Search term "Echoes": copy each line of the records that contains it.

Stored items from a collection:
○ ○ ○ ○

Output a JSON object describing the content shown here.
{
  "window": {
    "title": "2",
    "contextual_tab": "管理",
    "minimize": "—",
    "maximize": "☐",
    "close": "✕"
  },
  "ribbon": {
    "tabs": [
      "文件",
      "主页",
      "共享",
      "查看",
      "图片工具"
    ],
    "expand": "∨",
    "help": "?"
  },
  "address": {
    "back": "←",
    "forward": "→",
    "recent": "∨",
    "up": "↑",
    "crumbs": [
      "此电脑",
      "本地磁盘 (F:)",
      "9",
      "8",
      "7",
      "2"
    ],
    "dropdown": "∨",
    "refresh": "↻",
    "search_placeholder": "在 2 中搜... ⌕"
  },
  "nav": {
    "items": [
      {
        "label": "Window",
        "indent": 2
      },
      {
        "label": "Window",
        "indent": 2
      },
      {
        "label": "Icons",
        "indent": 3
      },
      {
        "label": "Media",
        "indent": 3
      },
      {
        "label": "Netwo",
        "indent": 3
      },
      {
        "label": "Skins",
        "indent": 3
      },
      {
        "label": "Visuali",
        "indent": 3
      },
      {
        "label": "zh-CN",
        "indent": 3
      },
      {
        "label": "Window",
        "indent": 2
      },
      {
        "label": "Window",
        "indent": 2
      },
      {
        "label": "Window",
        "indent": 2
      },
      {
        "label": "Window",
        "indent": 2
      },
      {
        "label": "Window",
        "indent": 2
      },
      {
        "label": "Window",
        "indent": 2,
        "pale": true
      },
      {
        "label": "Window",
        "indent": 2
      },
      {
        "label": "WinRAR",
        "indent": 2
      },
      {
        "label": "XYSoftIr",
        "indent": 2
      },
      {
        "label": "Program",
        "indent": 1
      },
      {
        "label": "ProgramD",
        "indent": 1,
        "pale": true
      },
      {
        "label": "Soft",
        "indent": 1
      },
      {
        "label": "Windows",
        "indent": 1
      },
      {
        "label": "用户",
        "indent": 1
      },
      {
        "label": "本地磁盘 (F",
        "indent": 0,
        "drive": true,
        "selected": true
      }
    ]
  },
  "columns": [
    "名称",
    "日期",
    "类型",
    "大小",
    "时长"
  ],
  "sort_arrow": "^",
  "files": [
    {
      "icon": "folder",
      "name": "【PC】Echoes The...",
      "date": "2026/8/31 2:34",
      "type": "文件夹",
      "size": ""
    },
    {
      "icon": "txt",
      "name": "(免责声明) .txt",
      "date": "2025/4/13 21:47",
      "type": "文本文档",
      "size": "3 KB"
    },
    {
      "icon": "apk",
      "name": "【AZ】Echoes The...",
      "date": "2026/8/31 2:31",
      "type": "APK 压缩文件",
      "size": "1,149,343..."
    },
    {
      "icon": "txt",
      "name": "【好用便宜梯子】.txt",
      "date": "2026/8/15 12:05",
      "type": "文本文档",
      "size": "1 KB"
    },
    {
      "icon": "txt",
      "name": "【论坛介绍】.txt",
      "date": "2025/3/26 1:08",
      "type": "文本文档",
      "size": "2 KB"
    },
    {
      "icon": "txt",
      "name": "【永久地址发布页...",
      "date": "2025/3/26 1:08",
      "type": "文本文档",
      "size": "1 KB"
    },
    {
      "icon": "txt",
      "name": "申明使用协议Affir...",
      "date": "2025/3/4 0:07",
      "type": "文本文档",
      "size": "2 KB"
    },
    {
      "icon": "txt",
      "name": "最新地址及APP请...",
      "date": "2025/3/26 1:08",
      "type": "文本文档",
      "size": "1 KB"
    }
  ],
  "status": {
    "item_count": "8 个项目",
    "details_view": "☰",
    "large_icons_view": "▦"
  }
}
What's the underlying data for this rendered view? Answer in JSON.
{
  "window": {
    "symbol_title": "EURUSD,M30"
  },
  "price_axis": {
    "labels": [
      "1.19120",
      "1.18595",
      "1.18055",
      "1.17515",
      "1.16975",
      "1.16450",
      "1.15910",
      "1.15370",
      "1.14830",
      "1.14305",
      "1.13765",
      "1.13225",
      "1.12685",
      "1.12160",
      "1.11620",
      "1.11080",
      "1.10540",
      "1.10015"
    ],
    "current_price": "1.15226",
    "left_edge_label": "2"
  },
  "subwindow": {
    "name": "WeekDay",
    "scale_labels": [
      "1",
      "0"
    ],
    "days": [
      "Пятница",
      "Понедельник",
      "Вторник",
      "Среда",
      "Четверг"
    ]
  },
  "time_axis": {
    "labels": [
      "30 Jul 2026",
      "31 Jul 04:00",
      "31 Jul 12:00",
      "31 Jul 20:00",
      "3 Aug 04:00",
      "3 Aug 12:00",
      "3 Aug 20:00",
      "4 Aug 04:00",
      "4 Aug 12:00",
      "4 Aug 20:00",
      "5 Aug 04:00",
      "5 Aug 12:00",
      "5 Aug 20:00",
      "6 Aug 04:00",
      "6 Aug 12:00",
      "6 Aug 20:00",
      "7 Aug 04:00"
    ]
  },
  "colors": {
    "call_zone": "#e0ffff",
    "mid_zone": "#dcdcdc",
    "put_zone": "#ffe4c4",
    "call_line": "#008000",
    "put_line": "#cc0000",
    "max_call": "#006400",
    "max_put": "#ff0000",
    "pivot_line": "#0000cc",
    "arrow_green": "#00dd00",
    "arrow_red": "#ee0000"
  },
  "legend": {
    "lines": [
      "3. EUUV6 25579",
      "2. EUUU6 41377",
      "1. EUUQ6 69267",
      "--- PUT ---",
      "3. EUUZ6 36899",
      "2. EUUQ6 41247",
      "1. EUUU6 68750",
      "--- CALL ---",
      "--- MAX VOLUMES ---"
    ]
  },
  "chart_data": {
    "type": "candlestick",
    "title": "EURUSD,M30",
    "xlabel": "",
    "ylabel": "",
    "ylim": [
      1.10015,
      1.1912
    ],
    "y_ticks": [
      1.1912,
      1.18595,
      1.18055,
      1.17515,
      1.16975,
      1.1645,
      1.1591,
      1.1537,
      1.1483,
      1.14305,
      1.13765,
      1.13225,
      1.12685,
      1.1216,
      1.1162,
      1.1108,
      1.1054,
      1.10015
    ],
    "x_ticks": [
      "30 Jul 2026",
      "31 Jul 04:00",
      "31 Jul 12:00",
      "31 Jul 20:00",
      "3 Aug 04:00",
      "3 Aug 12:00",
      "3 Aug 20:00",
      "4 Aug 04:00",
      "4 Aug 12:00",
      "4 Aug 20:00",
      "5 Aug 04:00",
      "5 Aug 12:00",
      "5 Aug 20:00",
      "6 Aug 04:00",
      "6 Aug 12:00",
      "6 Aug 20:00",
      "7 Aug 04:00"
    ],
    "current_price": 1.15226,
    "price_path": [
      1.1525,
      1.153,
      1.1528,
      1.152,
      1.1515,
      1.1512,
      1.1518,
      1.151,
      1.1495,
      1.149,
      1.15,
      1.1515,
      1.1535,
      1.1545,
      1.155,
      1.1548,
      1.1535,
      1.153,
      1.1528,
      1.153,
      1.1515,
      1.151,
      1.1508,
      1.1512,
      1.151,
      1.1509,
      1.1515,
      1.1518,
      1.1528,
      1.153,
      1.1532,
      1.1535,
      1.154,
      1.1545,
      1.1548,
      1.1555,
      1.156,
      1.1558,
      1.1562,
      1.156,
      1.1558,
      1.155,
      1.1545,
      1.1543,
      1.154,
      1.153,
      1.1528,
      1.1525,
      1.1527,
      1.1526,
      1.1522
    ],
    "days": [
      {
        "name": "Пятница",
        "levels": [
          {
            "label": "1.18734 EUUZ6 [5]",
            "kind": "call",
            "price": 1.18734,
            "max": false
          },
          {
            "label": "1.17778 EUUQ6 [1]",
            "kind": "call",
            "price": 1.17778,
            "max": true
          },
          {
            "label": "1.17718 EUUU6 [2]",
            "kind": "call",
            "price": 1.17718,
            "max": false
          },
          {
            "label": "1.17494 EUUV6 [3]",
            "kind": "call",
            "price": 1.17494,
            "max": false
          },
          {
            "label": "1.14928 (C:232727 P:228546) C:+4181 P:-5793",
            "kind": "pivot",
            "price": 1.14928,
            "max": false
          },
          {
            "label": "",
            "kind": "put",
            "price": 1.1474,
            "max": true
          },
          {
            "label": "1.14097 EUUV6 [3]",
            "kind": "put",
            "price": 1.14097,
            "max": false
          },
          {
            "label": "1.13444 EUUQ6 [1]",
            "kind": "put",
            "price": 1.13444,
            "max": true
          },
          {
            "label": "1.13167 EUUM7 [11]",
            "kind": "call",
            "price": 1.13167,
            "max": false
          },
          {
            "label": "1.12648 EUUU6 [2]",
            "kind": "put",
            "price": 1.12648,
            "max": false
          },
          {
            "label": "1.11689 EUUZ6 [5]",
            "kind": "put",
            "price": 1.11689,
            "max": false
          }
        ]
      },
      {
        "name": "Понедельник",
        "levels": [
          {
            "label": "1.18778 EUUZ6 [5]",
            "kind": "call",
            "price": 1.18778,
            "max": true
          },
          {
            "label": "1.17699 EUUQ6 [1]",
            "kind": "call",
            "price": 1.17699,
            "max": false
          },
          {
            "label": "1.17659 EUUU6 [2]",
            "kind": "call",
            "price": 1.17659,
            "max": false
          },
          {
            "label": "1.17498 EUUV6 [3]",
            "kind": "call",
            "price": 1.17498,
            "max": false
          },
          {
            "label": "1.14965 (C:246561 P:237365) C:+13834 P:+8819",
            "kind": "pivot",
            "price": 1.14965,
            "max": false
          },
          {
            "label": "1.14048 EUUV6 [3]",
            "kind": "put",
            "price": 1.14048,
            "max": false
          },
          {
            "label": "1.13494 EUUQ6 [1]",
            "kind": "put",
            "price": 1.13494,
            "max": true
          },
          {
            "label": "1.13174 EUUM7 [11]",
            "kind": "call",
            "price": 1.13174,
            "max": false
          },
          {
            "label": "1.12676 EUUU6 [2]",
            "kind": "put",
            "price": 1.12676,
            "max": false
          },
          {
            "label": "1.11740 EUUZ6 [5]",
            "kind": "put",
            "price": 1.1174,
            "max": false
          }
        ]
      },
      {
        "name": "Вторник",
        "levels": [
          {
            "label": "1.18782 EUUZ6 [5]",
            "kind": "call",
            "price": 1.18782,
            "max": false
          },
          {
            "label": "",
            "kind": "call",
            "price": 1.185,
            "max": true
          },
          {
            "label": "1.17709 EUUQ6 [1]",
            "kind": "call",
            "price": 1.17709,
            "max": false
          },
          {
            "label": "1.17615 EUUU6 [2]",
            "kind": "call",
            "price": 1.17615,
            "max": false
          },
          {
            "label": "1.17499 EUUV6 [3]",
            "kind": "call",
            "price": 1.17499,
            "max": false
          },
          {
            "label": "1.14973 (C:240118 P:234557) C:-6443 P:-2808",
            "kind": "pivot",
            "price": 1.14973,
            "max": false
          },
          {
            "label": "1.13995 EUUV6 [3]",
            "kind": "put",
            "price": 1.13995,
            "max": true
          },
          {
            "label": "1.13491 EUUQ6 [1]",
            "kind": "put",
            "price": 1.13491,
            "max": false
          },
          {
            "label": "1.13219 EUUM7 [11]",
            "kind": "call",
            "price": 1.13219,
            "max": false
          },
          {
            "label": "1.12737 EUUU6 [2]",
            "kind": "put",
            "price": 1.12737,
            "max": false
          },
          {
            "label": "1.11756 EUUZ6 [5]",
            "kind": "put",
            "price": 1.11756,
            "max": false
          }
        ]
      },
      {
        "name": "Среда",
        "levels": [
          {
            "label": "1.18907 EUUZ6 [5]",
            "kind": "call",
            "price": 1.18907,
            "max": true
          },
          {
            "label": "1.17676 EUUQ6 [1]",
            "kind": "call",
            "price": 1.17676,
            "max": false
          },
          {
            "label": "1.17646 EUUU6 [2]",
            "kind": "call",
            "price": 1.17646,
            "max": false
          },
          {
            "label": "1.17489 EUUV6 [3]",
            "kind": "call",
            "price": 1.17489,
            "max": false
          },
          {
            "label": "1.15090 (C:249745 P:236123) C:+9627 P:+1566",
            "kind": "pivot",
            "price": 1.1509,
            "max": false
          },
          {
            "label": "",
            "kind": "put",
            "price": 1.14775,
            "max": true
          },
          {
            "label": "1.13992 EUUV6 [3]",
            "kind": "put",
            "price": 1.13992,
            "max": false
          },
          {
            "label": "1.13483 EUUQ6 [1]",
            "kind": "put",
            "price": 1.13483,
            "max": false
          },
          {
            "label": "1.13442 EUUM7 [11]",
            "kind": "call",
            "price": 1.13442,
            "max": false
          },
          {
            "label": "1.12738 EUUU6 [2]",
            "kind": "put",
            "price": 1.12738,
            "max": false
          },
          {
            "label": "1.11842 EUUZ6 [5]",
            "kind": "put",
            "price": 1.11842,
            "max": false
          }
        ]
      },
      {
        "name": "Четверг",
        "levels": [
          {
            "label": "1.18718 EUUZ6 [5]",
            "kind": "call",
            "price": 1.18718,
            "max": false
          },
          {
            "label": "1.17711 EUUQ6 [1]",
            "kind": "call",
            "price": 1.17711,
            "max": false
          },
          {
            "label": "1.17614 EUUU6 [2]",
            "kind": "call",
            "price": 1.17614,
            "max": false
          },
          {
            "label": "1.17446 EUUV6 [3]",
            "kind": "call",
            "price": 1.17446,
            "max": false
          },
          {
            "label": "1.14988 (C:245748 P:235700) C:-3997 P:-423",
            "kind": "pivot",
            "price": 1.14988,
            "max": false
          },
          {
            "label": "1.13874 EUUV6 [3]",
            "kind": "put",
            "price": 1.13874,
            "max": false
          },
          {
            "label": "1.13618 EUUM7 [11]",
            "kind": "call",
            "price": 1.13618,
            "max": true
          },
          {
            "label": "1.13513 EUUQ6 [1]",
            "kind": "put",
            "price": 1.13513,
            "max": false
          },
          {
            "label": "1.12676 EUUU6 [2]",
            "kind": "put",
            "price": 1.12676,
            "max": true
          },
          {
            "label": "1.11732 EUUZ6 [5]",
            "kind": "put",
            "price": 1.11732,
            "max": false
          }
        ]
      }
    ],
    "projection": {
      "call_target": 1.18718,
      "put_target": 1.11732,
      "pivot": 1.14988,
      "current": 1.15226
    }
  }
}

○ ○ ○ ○

#### Solution to the problem
      "name": "【PC】Echoes The...",
      "name": "【AZ】Echoes The...",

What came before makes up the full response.